- Information provided:
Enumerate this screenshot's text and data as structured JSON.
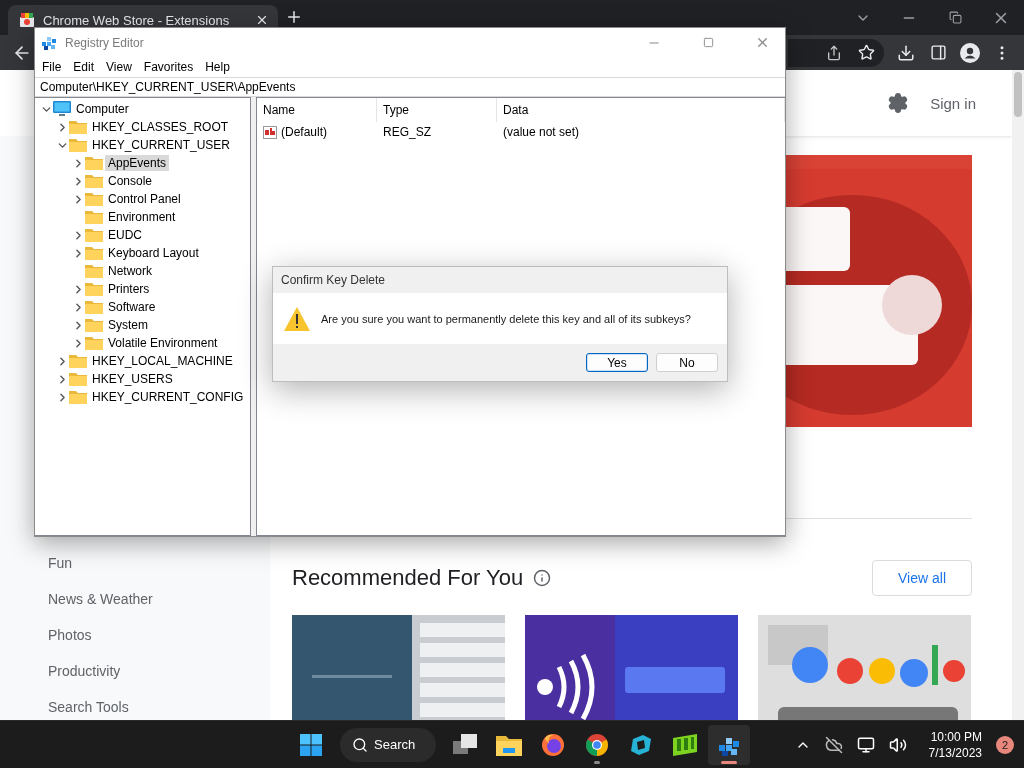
{
  "browser": {
    "tab": {
      "title": "Chrome Web Store - Extensions"
    },
    "header": {
      "sign_in": "Sign in"
    },
    "sidebar": {
      "items": [
        {
          "label": "Fun"
        },
        {
          "label": "News & Weather"
        },
        {
          "label": "Photos"
        },
        {
          "label": "Productivity"
        },
        {
          "label": "Search Tools"
        }
      ]
    },
    "section": {
      "title": "Recommended For You",
      "view_all": "View all"
    }
  },
  "registry_editor": {
    "title": "Registry Editor",
    "menu": [
      "File",
      "Edit",
      "View",
      "Favorites",
      "Help"
    ],
    "address": "Computer\\HKEY_CURRENT_USER\\AppEvents",
    "tree": [
      {
        "label": "Computer",
        "kind": "computer",
        "expandable": true,
        "expanded": true,
        "selected": false,
        "children": [
          {
            "label": "HKEY_CLASSES_ROOT",
            "kind": "folder",
            "expandable": true,
            "expanded": false,
            "selected": false
          },
          {
            "label": "HKEY_CURRENT_USER",
            "kind": "folder",
            "expandable": true,
            "expanded": true,
            "selected": false,
            "children": [
              {
                "label": "AppEvents",
                "kind": "folder",
                "expandable": true,
                "expanded": false,
                "selected": true
              },
              {
                "label": "Console",
                "kind": "folder",
                "expandable": true,
                "expanded": false,
                "selected": false
              },
              {
                "label": "Control Panel",
                "kind": "folder",
                "expandable": true,
                "expanded": false,
                "selected": false
              },
              {
                "label": "Environment",
                "kind": "folder",
                "expandable": false,
                "selected": false
              },
              {
                "label": "EUDC",
                "kind": "folder",
                "expandable": true,
                "expanded": false,
                "selected": false
              },
              {
                "label": "Keyboard Layout",
                "kind": "folder",
                "expandable": true,
                "expanded": false,
                "selected": false
              },
              {
                "label": "Network",
                "kind": "folder",
                "expandable": false,
                "selected": false
              },
              {
                "label": "Printers",
                "kind": "folder",
                "expandable": true,
                "expanded": false,
                "selected": false
              },
              {
                "label": "Software",
                "kind": "folder",
                "expandable": true,
                "expanded": false,
                "selected": false
              },
              {
                "label": "System",
                "kind": "folder",
                "expandable": true,
                "expanded": false,
                "selected": false
              },
              {
                "label": "Volatile Environment",
                "kind": "folder",
                "expandable": true,
                "expanded": false,
                "selected": false
              }
            ]
          },
          {
            "label": "HKEY_LOCAL_MACHINE",
            "kind": "folder",
            "expandable": true,
            "expanded": false,
            "selected": false
          },
          {
            "label": "HKEY_USERS",
            "kind": "folder",
            "expandable": true,
            "expanded": false,
            "selected": false
          },
          {
            "label": "HKEY_CURRENT_CONFIG",
            "kind": "folder",
            "expandable": true,
            "expanded": false,
            "selected": false
          }
        ]
      }
    ],
    "columns": [
      "Name",
      "Type",
      "Data"
    ],
    "values": [
      {
        "name": "(Default)",
        "type": "REG_SZ",
        "data": "(value not set)"
      }
    ]
  },
  "dialog": {
    "title": "Confirm Key Delete",
    "message": "Are you sure you want to permanently delete this key and all of its subkeys?",
    "buttons": [
      {
        "label": "Yes",
        "selected": true
      },
      {
        "label": "No",
        "selected": false
      }
    ]
  },
  "taskbar": {
    "search": "Search",
    "apps": [
      {
        "kind": "taskview",
        "open": false,
        "active": false
      },
      {
        "kind": "explorer",
        "open": false,
        "active": false
      },
      {
        "kind": "firefox",
        "open": false,
        "active": false
      },
      {
        "kind": "chrome",
        "open": true,
        "active": false
      },
      {
        "kind": "cyan",
        "open": false,
        "active": false
      },
      {
        "kind": "green",
        "open": false,
        "active": false
      },
      {
        "kind": "registry",
        "open": true,
        "active": true
      }
    ],
    "time": "10:00 PM",
    "date": "7/13/2023",
    "badge": "2"
  }
}
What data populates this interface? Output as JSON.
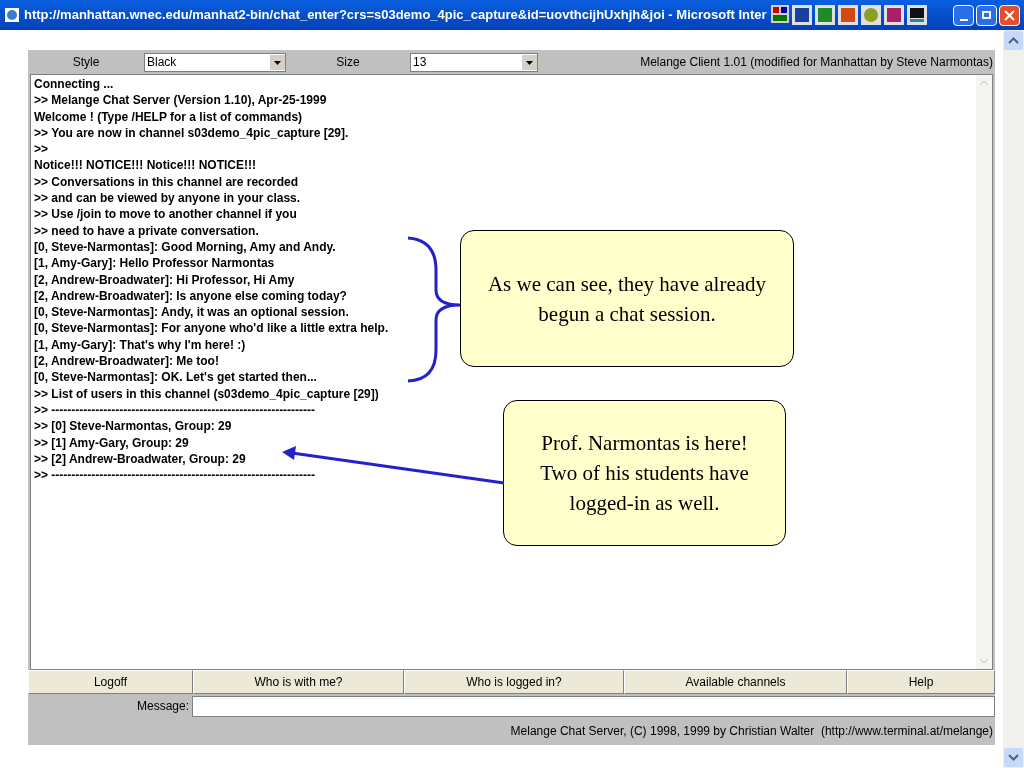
{
  "window": {
    "title": "http://manhattan.wnec.edu/manhat2-bin/chat_enter?crs=s03demo_4pic_capture&id=uovthcijhUxhjh&joi - Microsoft Inter"
  },
  "toolbar": {
    "style_label": "Style",
    "style_value": "Black",
    "size_label": "Size",
    "size_value": "13",
    "client_info": "Melange Client 1.01 (modified for Manhattan by Steve Narmontas)"
  },
  "chat": {
    "lines": [
      "Connecting ...",
      ">> Melange Chat Server (Version 1.10), Apr-25-1999",
      "Welcome ! (Type /HELP for a list of commands)",
      ">> You are now in channel s03demo_4pic_capture [29].",
      ">>",
      "Notice!!! NOTICE!!! Notice!!! NOTICE!!!",
      ">> Conversations in this channel are recorded",
      ">> and can be viewed by anyone in your class.",
      ">> Use /join to move to another channel if you",
      ">> need to have a private conversation.",
      "[0, Steve-Narmontas]: Good Morning, Amy and Andy.",
      "[1, Amy-Gary]: Hello Professor Narmontas",
      "[2, Andrew-Broadwater]: Hi Professor, Hi Amy",
      "[2, Andrew-Broadwater]: Is anyone else coming today?",
      "[0, Steve-Narmontas]: Andy, it was an optional session.",
      "[0, Steve-Narmontas]: For anyone who'd like a little extra help.",
      "[1, Amy-Gary]: That's why I'm here! :)",
      "[2, Andrew-Broadwater]: Me too!",
      "[0, Steve-Narmontas]: OK. Let's get started then...",
      ">> List of users in this channel (s03demo_4pic_capture [29])",
      ">> ------------------------------------------------------------------",
      ">> [0] Steve-Narmontas, Group: 29",
      ">> [1] Amy-Gary, Group: 29",
      ">> [2] Andrew-Broadwater, Group: 29",
      ">> ------------------------------------------------------------------"
    ]
  },
  "buttons": [
    "Logoff",
    "Who is with me?",
    "Who is logged in?",
    "Available channels",
    "Help"
  ],
  "message": {
    "label": "Message:"
  },
  "footer": "Melange Chat Server, (C) 1998, 1999 by Christian Walter  (http://www.terminal.at/melange)",
  "callouts": [
    {
      "text": "As we can see, they have already begun a chat session."
    },
    {
      "text": "Prof. Narmontas is here! Two of his students have logged-in as well."
    }
  ]
}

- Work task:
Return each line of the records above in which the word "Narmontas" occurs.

- Written solution:
    "client_info": "Melange Client 1.01 (modified for Manhattan by Steve Narmontas)"
      "[0, Steve-Narmontas]: Good Morning, Amy and Andy.",
      "[1, Amy-Gary]: Hello Professor Narmontas",
      "[0, Steve-Narmontas]: Andy, it was an optional session.",
      "[0, Steve-Narmontas]: For anyone who'd like a little extra help.",
      "[0, Steve-Narmontas]: OK. Let's get started then...",
      ">> [0] Steve-Narmontas, Group: 29",
      "text": "Prof. Narmontas is here! Two of his students have logged-in as well."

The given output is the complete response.